The answer is the data below, repeated exactly, with no pictures included.

--- Data extract ---

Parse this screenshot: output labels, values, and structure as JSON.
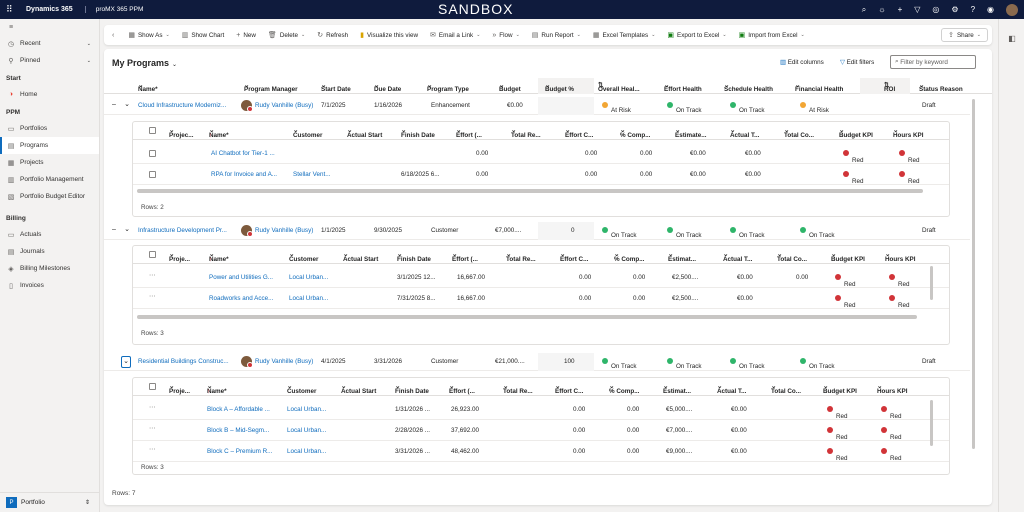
{
  "topbar": {
    "brand": "Dynamics 365",
    "app_name": "proMX 365 PPM",
    "env_label": "SANDBOX",
    "icons": [
      "search-icon",
      "lightbulb-icon",
      "plus-icon",
      "filter-icon",
      "help-icon",
      "settings-icon",
      "question-icon",
      "teams-icon",
      "avatar"
    ]
  },
  "sidebar": {
    "top_items": [
      {
        "label": "Recent",
        "icon": "clock-icon"
      },
      {
        "label": "Pinned",
        "icon": "pin-icon"
      }
    ],
    "start_head": "Start",
    "start_items": [
      {
        "label": "Home",
        "icon": "home-icon"
      }
    ],
    "ppm_head": "PPM",
    "ppm_items": [
      {
        "label": "Portfolios",
        "icon": "portfolio-icon"
      },
      {
        "label": "Programs",
        "icon": "programs-icon",
        "active": true
      },
      {
        "label": "Projects",
        "icon": "projects-icon"
      },
      {
        "label": "Portfolio Management",
        "icon": "portfolio-management-icon"
      },
      {
        "label": "Portfolio Budget Editor",
        "icon": "budget-editor-icon"
      }
    ],
    "billing_head": "Billing",
    "billing_items": [
      {
        "label": "Actuals",
        "icon": "actuals-icon"
      },
      {
        "label": "Journals",
        "icon": "journals-icon"
      },
      {
        "label": "Billing Milestones",
        "icon": "milestones-icon"
      },
      {
        "label": "Invoices",
        "icon": "invoices-icon"
      }
    ],
    "footer": {
      "badge": "P",
      "label": "Portfolio"
    }
  },
  "commands": {
    "show_as": "Show As",
    "show_chart": "Show Chart",
    "new": "New",
    "delete": "Delete",
    "refresh": "Refresh",
    "visualize": "Visualize this view",
    "email_link": "Email a Link",
    "flow": "Flow",
    "run_report": "Run Report",
    "excel_templates": "Excel Templates",
    "export_excel": "Export to Excel",
    "import_excel": "Import from Excel",
    "share": "Share"
  },
  "view": {
    "title": "My Programs",
    "edit_columns": "Edit columns",
    "edit_filters": "Edit filters",
    "filter_placeholder": "Filter by keyword",
    "footer": "Rows: 7"
  },
  "columns": {
    "name": "Name*",
    "program_manager": "Program Manager",
    "start_date": "Start Date",
    "due_date": "Due Date",
    "program_type": "Program Type",
    "budget": "Budget",
    "budget_pct": "Budget %",
    "overall_health": "Overall Heal...",
    "effort_health": "Effort Health",
    "schedule_health": "Schedule Health",
    "financial_health": "Financial Health",
    "roi": "ROI",
    "status_reason": "Status Reason"
  },
  "sub_columns": {
    "project": "Proje...",
    "project_alt": "Projec...",
    "name": "Name*",
    "customer": "Customer",
    "actual_start": "Actual Start",
    "finish_date": "Finish Date",
    "effort": "Effort (...",
    "total_re": "Total Re...",
    "effort_c": "Effort C...",
    "pct_comp": "% Comp...",
    "estimate": "Estimate...",
    "estimat2": "Estimat...",
    "actual_t": "Actual T...",
    "total_co": "Total Co...",
    "budget_kpi": "Budget KPI",
    "hours_kpi": "Hours KPI"
  },
  "status_colors": {
    "at_risk": "#f2a634",
    "on_track": "#2fb56a",
    "red": "#d13438"
  },
  "programs": [
    {
      "name": "Cloud Infrastructure Moderniz...",
      "manager": "Rudy Vanhille (Busy)",
      "start": "7/1/2025",
      "due": "1/16/2026",
      "type": "Enhancement",
      "budget": "€0.00",
      "budget_pct": "",
      "overall": "At Risk",
      "effort": "On Track",
      "schedule": "On Track",
      "financial": "At Risk",
      "status": "Draft",
      "rows_label": "Rows: 2",
      "projects": [
        {
          "name": "AI Chatbot for Tier-1 ...",
          "customer": "",
          "finish": "",
          "effort": "0.00",
          "effort_c": "0.00",
          "pct": "0.00",
          "estimate": "€0.00",
          "actual_t": "€0.00",
          "budget_kpi": "Red",
          "hours_kpi": "Red"
        },
        {
          "name": "RPA for Invoice and A...",
          "customer": "Stellar Vent...",
          "finish": "6/18/2025 6...",
          "effort": "0.00",
          "effort_c": "0.00",
          "pct": "0.00",
          "estimate": "€0.00",
          "actual_t": "€0.00",
          "budget_kpi": "Red",
          "hours_kpi": "Red"
        }
      ]
    },
    {
      "name": "Infrastructure Development Pr...",
      "manager": "Rudy Vanhille (Busy)",
      "start": "1/1/2025",
      "due": "9/30/2025",
      "type": "Customer",
      "budget": "€7,000....",
      "budget_pct": "0",
      "overall": "On Track",
      "effort": "On Track",
      "schedule": "On Track",
      "financial": "On Track",
      "status": "Draft",
      "rows_label": "Rows: 3",
      "projects": [
        {
          "name": "Power and Utilities G...",
          "customer": "Local Urban...",
          "finish": "3/1/2025 12...",
          "effort": "16,667.00",
          "effort_c": "0.00",
          "pct": "0.00",
          "estimate": "€2,500....",
          "actual_t": "€0.00",
          "total_co": "0.00",
          "budget_kpi": "Red",
          "hours_kpi": "Red"
        },
        {
          "name": "Roadworks and Acce...",
          "customer": "Local Urban...",
          "finish": "7/31/2025 8...",
          "effort": "16,667.00",
          "effort_c": "0.00",
          "pct": "0.00",
          "estimate": "€2,500....",
          "actual_t": "€0.00",
          "total_co": "",
          "budget_kpi": "Red",
          "hours_kpi": "Red"
        }
      ]
    },
    {
      "name": "Residential Buildings Construc...",
      "manager": "Rudy Vanhille (Busy)",
      "start": "4/1/2025",
      "due": "3/31/2026",
      "type": "Customer",
      "budget": "€21,000....",
      "budget_pct": "100",
      "overall": "On Track",
      "effort": "On Track",
      "schedule": "On Track",
      "financial": "On Track",
      "status": "Draft",
      "rows_label": "Rows: 3",
      "projects": [
        {
          "name": "Block A – Affordable ...",
          "customer": "Local Urban...",
          "finish": "1/31/2026 ...",
          "effort": "26,923.00",
          "effort_c": "0.00",
          "pct": "0.00",
          "estimate": "€5,000....",
          "actual_t": "€0.00",
          "budget_kpi": "Red",
          "hours_kpi": "Red"
        },
        {
          "name": "Block B – Mid-Segm...",
          "customer": "Local Urban...",
          "finish": "2/28/2026 ...",
          "effort": "37,692.00",
          "effort_c": "0.00",
          "pct": "0.00",
          "estimate": "€7,000....",
          "actual_t": "€0.00",
          "budget_kpi": "Red",
          "hours_kpi": "Red"
        },
        {
          "name": "Block C – Premium R...",
          "customer": "Local Urban...",
          "finish": "3/31/2026 ...",
          "effort": "48,462.00",
          "effort_c": "0.00",
          "pct": "0.00",
          "estimate": "€9,000....",
          "actual_t": "€0.00",
          "budget_kpi": "Red",
          "hours_kpi": "Red"
        }
      ]
    }
  ]
}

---

§ Answer for the task
Parse this screenshot: output labels, values, and structure as JSON.
{
  "topbar": {
    "brand": "Dynamics 365",
    "app_name": "proMX 365 PPM",
    "env_label": "SANDBOX",
    "icons": [
      "search-icon",
      "lightbulb-icon",
      "plus-icon",
      "filter-icon",
      "help-icon",
      "settings-icon",
      "question-icon",
      "teams-icon",
      "avatar"
    ]
  },
  "sidebar": {
    "top_items": [
      {
        "label": "Recent",
        "icon": "clock-icon"
      },
      {
        "label": "Pinned",
        "icon": "pin-icon"
      }
    ],
    "start_head": "Start",
    "start_items": [
      {
        "label": "Home",
        "icon": "home-icon"
      }
    ],
    "ppm_head": "PPM",
    "ppm_items": [
      {
        "label": "Portfolios",
        "icon": "portfolio-icon"
      },
      {
        "label": "Programs",
        "icon": "programs-icon",
        "active": true
      },
      {
        "label": "Projects",
        "icon": "projects-icon"
      },
      {
        "label": "Portfolio Management",
        "icon": "portfolio-management-icon"
      },
      {
        "label": "Portfolio Budget Editor",
        "icon": "budget-editor-icon"
      }
    ],
    "billing_head": "Billing",
    "billing_items": [
      {
        "label": "Actuals",
        "icon": "actuals-icon"
      },
      {
        "label": "Journals",
        "icon": "journals-icon"
      },
      {
        "label": "Billing Milestones",
        "icon": "milestones-icon"
      },
      {
        "label": "Invoices",
        "icon": "invoices-icon"
      }
    ],
    "footer": {
      "badge": "P",
      "label": "Portfolio"
    }
  },
  "commands": {
    "show_as": "Show As",
    "show_chart": "Show Chart",
    "new": "New",
    "delete": "Delete",
    "refresh": "Refresh",
    "visualize": "Visualize this view",
    "email_link": "Email a Link",
    "flow": "Flow",
    "run_report": "Run Report",
    "excel_templates": "Excel Templates",
    "export_excel": "Export to Excel",
    "import_excel": "Import from Excel",
    "share": "Share"
  },
  "view": {
    "title": "My Programs",
    "edit_columns": "Edit columns",
    "edit_filters": "Edit filters",
    "filter_placeholder": "Filter by keyword",
    "footer": "Rows: 7"
  },
  "columns": {
    "name": "Name*",
    "program_manager": "Program Manager",
    "start_date": "Start Date",
    "due_date": "Due Date",
    "program_type": "Program Type",
    "budget": "Budget",
    "budget_pct": "Budget %",
    "overall_health": "Overall Heal...",
    "effort_health": "Effort Health",
    "schedule_health": "Schedule Health",
    "financial_health": "Financial Health",
    "roi": "ROI",
    "status_reason": "Status Reason"
  },
  "sub_columns": {
    "project": "Proje...",
    "project_alt": "Projec...",
    "name": "Name*",
    "customer": "Customer",
    "actual_start": "Actual Start",
    "finish_date": "Finish Date",
    "effort": "Effort (...",
    "total_re": "Total Re...",
    "effort_c": "Effort C...",
    "pct_comp": "% Comp...",
    "estimate": "Estimate...",
    "estimat2": "Estimat...",
    "actual_t": "Actual T...",
    "total_co": "Total Co...",
    "budget_kpi": "Budget KPI",
    "hours_kpi": "Hours KPI"
  },
  "status_colors": {
    "at_risk": "#f2a634",
    "on_track": "#2fb56a",
    "red": "#d13438"
  },
  "programs": [
    {
      "name": "Cloud Infrastructure Moderniz...",
      "manager": "Rudy Vanhille (Busy)",
      "start": "7/1/2025",
      "due": "1/16/2026",
      "type": "Enhancement",
      "budget": "€0.00",
      "budget_pct": "",
      "overall": "At Risk",
      "effort": "On Track",
      "schedule": "On Track",
      "financial": "At Risk",
      "status": "Draft",
      "rows_label": "Rows: 2",
      "projects": [
        {
          "name": "AI Chatbot for Tier-1 ...",
          "customer": "",
          "finish": "",
          "effort": "0.00",
          "effort_c": "0.00",
          "pct": "0.00",
          "estimate": "€0.00",
          "actual_t": "€0.00",
          "budget_kpi": "Red",
          "hours_kpi": "Red"
        },
        {
          "name": "RPA for Invoice and A...",
          "customer": "Stellar Vent...",
          "finish": "6/18/2025 6...",
          "effort": "0.00",
          "effort_c": "0.00",
          "pct": "0.00",
          "estimate": "€0.00",
          "actual_t": "€0.00",
          "budget_kpi": "Red",
          "hours_kpi": "Red"
        }
      ]
    },
    {
      "name": "Infrastructure Development Pr...",
      "manager": "Rudy Vanhille (Busy)",
      "start": "1/1/2025",
      "due": "9/30/2025",
      "type": "Customer",
      "budget": "€7,000....",
      "budget_pct": "0",
      "overall": "On Track",
      "effort": "On Track",
      "schedule": "On Track",
      "financial": "On Track",
      "status": "Draft",
      "rows_label": "Rows: 3",
      "projects": [
        {
          "name": "Power and Utilities G...",
          "customer": "Local Urban...",
          "finish": "3/1/2025 12...",
          "effort": "16,667.00",
          "effort_c": "0.00",
          "pct": "0.00",
          "estimate": "€2,500....",
          "actual_t": "€0.00",
          "total_co": "0.00",
          "budget_kpi": "Red",
          "hours_kpi": "Red"
        },
        {
          "name": "Roadworks and Acce...",
          "customer": "Local Urban...",
          "finish": "7/31/2025 8...",
          "effort": "16,667.00",
          "effort_c": "0.00",
          "pct": "0.00",
          "estimate": "€2,500....",
          "actual_t": "€0.00",
          "total_co": "",
          "budget_kpi": "Red",
          "hours_kpi": "Red"
        }
      ]
    },
    {
      "name": "Residential Buildings Construc...",
      "manager": "Rudy Vanhille (Busy)",
      "start": "4/1/2025",
      "due": "3/31/2026",
      "type": "Customer",
      "budget": "€21,000....",
      "budget_pct": "100",
      "overall": "On Track",
      "effort": "On Track",
      "schedule": "On Track",
      "financial": "On Track",
      "status": "Draft",
      "rows_label": "Rows: 3",
      "projects": [
        {
          "name": "Block A – Affordable ...",
          "customer": "Local Urban...",
          "finish": "1/31/2026 ...",
          "effort": "26,923.00",
          "effort_c": "0.00",
          "pct": "0.00",
          "estimate": "€5,000....",
          "actual_t": "€0.00",
          "budget_kpi": "Red",
          "hours_kpi": "Red"
        },
        {
          "name": "Block B – Mid-Segm...",
          "customer": "Local Urban...",
          "finish": "2/28/2026 ...",
          "effort": "37,692.00",
          "effort_c": "0.00",
          "pct": "0.00",
          "estimate": "€7,000....",
          "actual_t": "€0.00",
          "budget_kpi": "Red",
          "hours_kpi": "Red"
        },
        {
          "name": "Block C – Premium R...",
          "customer": "Local Urban...",
          "finish": "3/31/2026 ...",
          "effort": "48,462.00",
          "effort_c": "0.00",
          "pct": "0.00",
          "estimate": "€9,000....",
          "actual_t": "€0.00",
          "budget_kpi": "Red",
          "hours_kpi": "Red"
        }
      ]
    }
  ]
}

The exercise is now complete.